Beagles are active, intelligent dogs that need a combination of physical and mental stimulation to stay happy and healthy. This makes them playful companions that are easy to train, but also means they may get bored easily. Beagles should have a lot of toys, puzzles, and work to do to avoid destructive behaviors due to boredom.
15. Beagles Shed—A Lot!
Beagles have short coats, so most people don’t realize how much they shed. Beagles actually have a double coat that sheds year-round. Most beagles have three colors, which means that the shed hair stands out against a variety of colors and materials. They need regular grooming to help them shed and prevent mats.
16. Beagles May Have an Odor
Most people who own beagles will tell you that they can get smelly. They have a high oil content in their fur and may start to smell after a few days without a bath. If left alone, the odor can get strong and may affect bedding, blankets, and soft furniture. This may also be due, in part, to the fact that some people keep beagles outside, especially if they’re used for hunting.
17. Beagles Like to Eat Poop
Any dog may want to eat poop on occasion, but beagles are kind of known for it. Beagles like to eat their own poop, other dogs’ poop, or random poop they come across from cats or wildlife. This is pretty common among dogs, so as long as they’re wormed regularly, it’s not a hazard. You can also train this behavior out of your beagle.
18. Beagles Are Aggressive Chewers
Beagles are classified as aggressive chewers, which means they won’t give up chewing until whatever they have is destroyed. This is likely a result of the hunting background and breeding. With appropriate toys, this is a fun way for a beagle to relieve energy. It could progress to destructive behaviors if your dog is bored or not well trained, however. Beagles should always be supervised when chewing as well since they can swallow large pieces.
19. Beagles May Have Anal Gland Issues
Beagles will eat just about anything, which can lead to soft stool and weight gain. They’re prone to problems with their anal glands as a result. Regular expression of the anal glands from a vet can prevent ruptures or abscesses, which can be painful and serious.
20. President Lyndon Johnson Had Three Beagles

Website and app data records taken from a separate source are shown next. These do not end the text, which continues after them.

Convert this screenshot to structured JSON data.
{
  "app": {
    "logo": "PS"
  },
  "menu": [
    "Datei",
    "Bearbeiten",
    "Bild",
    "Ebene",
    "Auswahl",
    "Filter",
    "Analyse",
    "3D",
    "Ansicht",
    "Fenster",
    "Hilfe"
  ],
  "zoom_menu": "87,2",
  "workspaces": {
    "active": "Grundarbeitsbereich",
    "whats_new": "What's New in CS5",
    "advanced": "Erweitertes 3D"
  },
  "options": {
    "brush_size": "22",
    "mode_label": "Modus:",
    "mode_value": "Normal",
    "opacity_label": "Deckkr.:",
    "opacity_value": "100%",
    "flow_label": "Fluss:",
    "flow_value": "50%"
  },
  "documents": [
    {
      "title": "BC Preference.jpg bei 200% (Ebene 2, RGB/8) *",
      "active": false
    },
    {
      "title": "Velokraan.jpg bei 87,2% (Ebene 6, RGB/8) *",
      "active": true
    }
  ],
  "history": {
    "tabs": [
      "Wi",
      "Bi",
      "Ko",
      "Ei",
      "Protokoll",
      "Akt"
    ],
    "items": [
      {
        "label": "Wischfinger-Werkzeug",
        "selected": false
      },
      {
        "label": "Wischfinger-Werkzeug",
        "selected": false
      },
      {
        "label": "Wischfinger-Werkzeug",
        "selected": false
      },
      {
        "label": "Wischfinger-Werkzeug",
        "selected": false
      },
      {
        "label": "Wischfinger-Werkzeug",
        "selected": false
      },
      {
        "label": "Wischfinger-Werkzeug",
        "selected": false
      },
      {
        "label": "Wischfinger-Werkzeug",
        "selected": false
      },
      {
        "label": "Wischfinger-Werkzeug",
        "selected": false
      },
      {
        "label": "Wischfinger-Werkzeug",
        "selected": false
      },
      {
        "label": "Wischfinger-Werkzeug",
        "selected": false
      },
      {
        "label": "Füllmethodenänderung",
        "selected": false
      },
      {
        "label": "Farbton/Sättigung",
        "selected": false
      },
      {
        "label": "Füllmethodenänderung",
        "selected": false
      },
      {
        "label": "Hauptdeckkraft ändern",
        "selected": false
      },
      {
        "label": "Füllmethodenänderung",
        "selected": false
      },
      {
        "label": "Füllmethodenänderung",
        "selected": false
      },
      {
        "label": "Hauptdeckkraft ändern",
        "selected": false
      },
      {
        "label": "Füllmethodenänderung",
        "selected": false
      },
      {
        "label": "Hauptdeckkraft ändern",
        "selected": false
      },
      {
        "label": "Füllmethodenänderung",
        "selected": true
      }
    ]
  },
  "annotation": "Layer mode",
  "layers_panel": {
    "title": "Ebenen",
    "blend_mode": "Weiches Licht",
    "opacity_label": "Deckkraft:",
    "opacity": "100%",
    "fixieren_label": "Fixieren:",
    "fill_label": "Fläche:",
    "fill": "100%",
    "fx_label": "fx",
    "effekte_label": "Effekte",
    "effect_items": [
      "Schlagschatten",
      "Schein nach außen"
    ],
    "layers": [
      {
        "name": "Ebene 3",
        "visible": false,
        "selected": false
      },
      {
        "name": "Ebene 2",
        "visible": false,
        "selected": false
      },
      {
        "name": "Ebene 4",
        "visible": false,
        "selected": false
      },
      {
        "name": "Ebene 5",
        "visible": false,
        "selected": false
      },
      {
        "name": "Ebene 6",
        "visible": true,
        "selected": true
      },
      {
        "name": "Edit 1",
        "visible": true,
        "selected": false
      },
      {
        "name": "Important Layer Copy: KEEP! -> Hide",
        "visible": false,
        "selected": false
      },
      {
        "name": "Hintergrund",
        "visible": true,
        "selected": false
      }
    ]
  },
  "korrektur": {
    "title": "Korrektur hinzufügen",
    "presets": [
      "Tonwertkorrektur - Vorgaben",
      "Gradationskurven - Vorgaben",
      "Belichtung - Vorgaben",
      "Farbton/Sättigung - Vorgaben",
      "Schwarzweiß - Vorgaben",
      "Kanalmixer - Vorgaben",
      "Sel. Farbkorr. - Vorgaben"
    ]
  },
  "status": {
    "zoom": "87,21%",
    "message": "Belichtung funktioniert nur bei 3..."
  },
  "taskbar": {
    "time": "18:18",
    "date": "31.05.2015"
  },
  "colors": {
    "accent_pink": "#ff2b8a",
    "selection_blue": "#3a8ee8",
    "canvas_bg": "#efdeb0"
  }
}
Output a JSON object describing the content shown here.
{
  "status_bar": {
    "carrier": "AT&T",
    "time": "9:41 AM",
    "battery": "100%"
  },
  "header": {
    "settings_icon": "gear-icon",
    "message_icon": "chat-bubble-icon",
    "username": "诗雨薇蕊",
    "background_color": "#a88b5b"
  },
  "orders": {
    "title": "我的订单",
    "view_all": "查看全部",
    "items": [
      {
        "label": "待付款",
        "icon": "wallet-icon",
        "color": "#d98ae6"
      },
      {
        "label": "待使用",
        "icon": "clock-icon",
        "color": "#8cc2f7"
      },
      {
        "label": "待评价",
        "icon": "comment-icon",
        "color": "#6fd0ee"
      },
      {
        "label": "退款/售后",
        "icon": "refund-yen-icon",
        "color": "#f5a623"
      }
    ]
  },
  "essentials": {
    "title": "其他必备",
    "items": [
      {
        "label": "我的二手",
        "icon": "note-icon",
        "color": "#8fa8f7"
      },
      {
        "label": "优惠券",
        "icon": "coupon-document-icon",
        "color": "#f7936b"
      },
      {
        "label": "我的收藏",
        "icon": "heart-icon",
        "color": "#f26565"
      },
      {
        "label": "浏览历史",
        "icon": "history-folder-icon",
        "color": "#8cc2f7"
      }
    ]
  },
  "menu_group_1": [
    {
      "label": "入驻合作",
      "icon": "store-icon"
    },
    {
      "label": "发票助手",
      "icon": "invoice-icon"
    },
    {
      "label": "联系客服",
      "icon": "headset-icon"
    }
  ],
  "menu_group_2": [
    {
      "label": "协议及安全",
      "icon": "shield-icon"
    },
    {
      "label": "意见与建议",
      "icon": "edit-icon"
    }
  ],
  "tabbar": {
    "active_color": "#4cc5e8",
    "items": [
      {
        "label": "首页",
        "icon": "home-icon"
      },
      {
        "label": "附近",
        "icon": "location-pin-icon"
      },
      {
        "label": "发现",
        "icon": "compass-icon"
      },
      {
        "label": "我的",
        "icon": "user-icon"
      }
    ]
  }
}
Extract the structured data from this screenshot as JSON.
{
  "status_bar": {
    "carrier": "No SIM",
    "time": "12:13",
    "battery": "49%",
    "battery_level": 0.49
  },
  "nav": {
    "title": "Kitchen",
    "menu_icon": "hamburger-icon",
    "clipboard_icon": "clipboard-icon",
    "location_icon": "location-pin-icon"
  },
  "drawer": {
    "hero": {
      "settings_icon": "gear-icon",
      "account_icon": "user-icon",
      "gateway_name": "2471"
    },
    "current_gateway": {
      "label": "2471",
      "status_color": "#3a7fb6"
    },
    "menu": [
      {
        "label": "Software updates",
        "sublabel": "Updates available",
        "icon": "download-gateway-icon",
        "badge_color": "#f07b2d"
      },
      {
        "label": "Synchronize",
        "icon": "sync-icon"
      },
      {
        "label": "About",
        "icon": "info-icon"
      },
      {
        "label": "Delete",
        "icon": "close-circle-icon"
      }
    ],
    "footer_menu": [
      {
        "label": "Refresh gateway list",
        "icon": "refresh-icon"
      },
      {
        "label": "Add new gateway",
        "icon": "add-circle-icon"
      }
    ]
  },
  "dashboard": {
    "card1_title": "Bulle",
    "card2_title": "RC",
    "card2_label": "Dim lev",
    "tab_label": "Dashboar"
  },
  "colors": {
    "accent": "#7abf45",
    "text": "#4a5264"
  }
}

US President Lyndon Johnson had three beagles named “Him,” “Her,” and “Edgar.” The third was named for J. Edgar Hoover, the Director of the FBI. He had given Johnson the beagle after Him and Her passed away. Him sired a litter of puppies during Johnson’s time in the White House and the president’s daughter, Luci, took two of them.
21. Beagles Are Poor Guard Dogs
Beagles are known for being friendly and social, which is great for a family dog. If you want a guard dog, however, these dogs are too trusting of strangers and easy to get past. Worse yet, a burglar with food can easily bribe a beagle to get in the door.
22. A Famous Beagle Could Smell Pregnancy
Beagles are used for a lot of scent jobs, including smelling pregnancy. A beagle named Elvis was trained to determine whether a polar bear is pregnant by smelling her poop, allowing zookeepers to determine if the bears are pregnant or exhibiting pseudopregnancy. Elvis can identify samples from possibly pregnant females with 97% accuracy.
23. Beagles Are Prone to Separation Anxiety
Beagles get attached to their owners and may develop separation anxiety. When mild, this leads to a lot of barking and whining, but it could get severe enough for destructive behaviors. Beagles should be crate trained as puppies to teach them independence and discourage destructive behaviors and separation anxiety.
24. Beagles Like Other Beagles
All dogs are pack dogs, but beagles were specifically bred to live and hunt in packs. They enjoy spending time with humans and other pets, but they do best in the company of other beagles. If possible, consider getting another beagle for companionship.
Beagles are one of the most popular dog breeds for good reason! These cute, quirky little hound dogs are highly trainable and super friendly, which makes them popular for pet owners of all types. They also have some fun and interesting facts to go along with their unique personalities.
Featured Image Credit: AlbanyColley, Pixabay